__Exercise material__
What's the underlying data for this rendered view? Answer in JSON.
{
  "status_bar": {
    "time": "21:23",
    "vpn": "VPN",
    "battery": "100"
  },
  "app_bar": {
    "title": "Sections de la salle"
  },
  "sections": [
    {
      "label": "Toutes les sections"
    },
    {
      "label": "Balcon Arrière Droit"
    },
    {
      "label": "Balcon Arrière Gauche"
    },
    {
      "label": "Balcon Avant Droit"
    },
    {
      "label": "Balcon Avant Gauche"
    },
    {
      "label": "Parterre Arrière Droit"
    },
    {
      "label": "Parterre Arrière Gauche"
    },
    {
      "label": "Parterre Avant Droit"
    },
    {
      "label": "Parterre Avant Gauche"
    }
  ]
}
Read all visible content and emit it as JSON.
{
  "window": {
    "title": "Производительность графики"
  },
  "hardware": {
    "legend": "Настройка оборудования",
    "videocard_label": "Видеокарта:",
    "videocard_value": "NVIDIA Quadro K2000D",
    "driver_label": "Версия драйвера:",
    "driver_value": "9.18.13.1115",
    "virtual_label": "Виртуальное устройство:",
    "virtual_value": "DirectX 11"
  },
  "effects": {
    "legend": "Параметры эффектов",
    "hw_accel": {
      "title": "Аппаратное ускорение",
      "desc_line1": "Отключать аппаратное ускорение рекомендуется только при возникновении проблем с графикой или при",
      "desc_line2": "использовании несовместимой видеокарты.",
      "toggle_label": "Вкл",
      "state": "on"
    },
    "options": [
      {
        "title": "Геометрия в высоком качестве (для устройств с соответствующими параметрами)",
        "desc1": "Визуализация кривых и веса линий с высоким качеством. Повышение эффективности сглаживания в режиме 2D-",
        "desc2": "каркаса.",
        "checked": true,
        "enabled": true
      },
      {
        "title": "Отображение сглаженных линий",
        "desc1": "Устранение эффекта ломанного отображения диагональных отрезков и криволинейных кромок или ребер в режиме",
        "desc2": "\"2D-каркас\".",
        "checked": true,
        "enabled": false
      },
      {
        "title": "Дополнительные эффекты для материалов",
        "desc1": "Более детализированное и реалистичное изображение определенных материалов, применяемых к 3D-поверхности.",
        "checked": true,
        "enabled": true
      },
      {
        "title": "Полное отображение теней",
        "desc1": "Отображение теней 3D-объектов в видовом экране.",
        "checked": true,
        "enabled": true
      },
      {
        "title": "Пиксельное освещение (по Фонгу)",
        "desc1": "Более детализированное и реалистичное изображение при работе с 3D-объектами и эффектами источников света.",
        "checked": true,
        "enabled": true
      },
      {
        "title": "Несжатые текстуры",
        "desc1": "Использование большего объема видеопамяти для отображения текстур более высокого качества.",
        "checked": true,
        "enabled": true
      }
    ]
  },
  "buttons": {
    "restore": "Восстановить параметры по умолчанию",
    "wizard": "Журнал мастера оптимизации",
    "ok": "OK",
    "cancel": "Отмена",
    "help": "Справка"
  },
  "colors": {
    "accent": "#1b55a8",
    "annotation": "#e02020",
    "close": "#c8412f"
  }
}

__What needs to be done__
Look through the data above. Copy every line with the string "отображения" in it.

__Worked solution__
        "desc1": "Устранение эффекта ломанного отображения диагональных отрезков и криволинейных кромок или ребер в режиме",
        "desc1": "Использование большего объема видеопамяти для отображения текстур более высокого качества.",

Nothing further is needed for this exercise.